[App and web page records]
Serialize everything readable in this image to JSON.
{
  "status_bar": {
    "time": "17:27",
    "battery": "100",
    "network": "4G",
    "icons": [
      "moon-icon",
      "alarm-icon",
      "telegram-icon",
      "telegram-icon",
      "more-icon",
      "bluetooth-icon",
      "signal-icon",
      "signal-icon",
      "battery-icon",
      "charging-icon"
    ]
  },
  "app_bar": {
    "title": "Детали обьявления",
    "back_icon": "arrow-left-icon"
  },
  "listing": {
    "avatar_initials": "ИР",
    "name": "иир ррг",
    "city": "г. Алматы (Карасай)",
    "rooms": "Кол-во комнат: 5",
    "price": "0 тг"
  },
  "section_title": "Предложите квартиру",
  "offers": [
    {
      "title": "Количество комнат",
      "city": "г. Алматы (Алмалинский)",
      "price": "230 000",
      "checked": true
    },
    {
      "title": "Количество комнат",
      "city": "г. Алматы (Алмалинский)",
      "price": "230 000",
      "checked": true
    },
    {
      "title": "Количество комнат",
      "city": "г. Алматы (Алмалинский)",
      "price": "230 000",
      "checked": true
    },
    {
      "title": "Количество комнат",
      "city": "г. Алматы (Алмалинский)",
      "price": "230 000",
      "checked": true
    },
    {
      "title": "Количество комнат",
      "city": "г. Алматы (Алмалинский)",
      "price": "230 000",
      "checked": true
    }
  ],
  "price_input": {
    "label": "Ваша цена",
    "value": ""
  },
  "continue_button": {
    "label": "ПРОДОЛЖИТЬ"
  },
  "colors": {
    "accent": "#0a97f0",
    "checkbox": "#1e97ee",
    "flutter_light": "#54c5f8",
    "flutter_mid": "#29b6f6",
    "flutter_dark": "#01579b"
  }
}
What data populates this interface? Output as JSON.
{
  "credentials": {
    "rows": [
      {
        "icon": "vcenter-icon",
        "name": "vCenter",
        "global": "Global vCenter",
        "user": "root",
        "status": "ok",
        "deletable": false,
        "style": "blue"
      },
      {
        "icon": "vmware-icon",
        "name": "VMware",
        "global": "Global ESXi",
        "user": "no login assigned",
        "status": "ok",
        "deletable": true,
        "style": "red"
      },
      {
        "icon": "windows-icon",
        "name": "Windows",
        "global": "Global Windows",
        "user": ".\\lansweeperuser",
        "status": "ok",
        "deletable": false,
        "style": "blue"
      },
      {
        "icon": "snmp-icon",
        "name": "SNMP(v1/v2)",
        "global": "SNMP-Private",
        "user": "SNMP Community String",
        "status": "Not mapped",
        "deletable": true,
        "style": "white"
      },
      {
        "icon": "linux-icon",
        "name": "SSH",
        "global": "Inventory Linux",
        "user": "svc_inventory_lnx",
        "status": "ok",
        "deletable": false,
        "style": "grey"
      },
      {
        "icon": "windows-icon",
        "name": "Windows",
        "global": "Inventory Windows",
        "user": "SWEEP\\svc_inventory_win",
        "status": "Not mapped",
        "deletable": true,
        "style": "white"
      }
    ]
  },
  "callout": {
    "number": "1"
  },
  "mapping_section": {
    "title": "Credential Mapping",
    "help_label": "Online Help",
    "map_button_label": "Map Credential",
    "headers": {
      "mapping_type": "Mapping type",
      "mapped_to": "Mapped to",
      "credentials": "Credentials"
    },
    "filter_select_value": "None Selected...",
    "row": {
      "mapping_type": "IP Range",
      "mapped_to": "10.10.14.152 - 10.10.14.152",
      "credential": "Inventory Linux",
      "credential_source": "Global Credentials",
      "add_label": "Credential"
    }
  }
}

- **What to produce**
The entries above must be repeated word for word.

- **Response to the task**
Serialize everything readable in this image to JSON.
{
  "status_bar": {
    "time": "17:27",
    "battery": "100",
    "network": "4G",
    "icons": [
      "moon-icon",
      "alarm-icon",
      "telegram-icon",
      "telegram-icon",
      "more-icon",
      "bluetooth-icon",
      "signal-icon",
      "signal-icon",
      "battery-icon",
      "charging-icon"
    ]
  },
  "app_bar": {
    "title": "Детали обьявления",
    "back_icon": "arrow-left-icon"
  },
  "listing": {
    "avatar_initials": "ИР",
    "name": "иир ррг",
    "city": "г. Алматы (Карасай)",
    "rooms": "Кол-во комнат: 5",
    "price": "0 тг"
  },
  "section_title": "Предложите квартиру",
  "offers": [
    {
      "title": "Количество комнат",
      "city": "г. Алматы (Алмалинский)",
      "price": "230 000",
      "checked": true
    },
    {
      "title": "Количество комнат",
      "city": "г. Алматы (Алмалинский)",
      "price": "230 000",
      "checked": true
    },
    {
      "title": "Количество комнат",
      "city": "г. Алматы (Алмалинский)",
      "price": "230 000",
      "checked": true
    },
    {
      "title": "Количество комнат",
      "city": "г. Алматы (Алмалинский)",
      "price": "230 000",
      "checked": true
    },
    {
      "title": "Количество комнат",
      "city": "г. Алматы (Алмалинский)",
      "price": "230 000",
      "checked": true
    }
  ],
  "price_input": {
    "label": "Ваша цена",
    "value": ""
  },
  "continue_button": {
    "label": "ПРОДОЛЖИТЬ"
  },
  "colors": {
    "accent": "#0a97f0",
    "checkbox": "#1e97ee",
    "flutter_light": "#54c5f8",
    "flutter_mid": "#29b6f6",
    "flutter_dark": "#01579b"
  }
}
What data populates this interface? Output as JSON.
{
  "credentials": {
    "rows": [
      {
        "icon": "vcenter-icon",
        "name": "vCenter",
        "global": "Global vCenter",
        "user": "root",
        "status": "ok",
        "deletable": false,
        "style": "blue"
      },
      {
        "icon": "vmware-icon",
        "name": "VMware",
        "global": "Global ESXi",
        "user": "no login assigned",
        "status": "ok",
        "deletable": true,
        "style": "red"
      },
      {
        "icon": "windows-icon",
        "name": "Windows",
        "global": "Global Windows",
        "user": ".\\lansweeperuser",
        "status": "ok",
        "deletable": false,
        "style": "blue"
      },
      {
        "icon": "snmp-icon",
        "name": "SNMP(v1/v2)",
        "global": "SNMP-Private",
        "user": "SNMP Community String",
        "status": "Not mapped",
        "deletable": true,
        "style": "white"
      },
      {
        "icon": "linux-icon",
        "name": "SSH",
        "global": "Inventory Linux",
        "user": "svc_inventory_lnx",
        "status": "ok",
        "deletable": false,
        "style": "grey"
      },
      {
        "icon": "windows-icon",
        "name": "Windows",
        "global": "Inventory Windows",
        "user": "SWEEP\\svc_inventory_win",
        "status": "Not mapped",
        "deletable": true,
        "style": "white"
      }
    ]
  },
  "callout": {
    "number": "1"
  },
  "mapping_section": {
    "title": "Credential Mapping",
    "help_label": "Online Help",
    "map_button_label": "Map Credential",
    "headers": {
      "mapping_type": "Mapping type",
      "mapped_to": "Mapped to",
      "credentials": "Credentials"
    },
    "filter_select_value": "None Selected...",
    "row": {
      "mapping_type": "IP Range",
      "mapped_to": "10.10.14.152 - 10.10.14.152",
      "credential": "Inventory Linux",
      "credential_source": "Global Credentials",
      "add_label": "Credential"
    }
  }
}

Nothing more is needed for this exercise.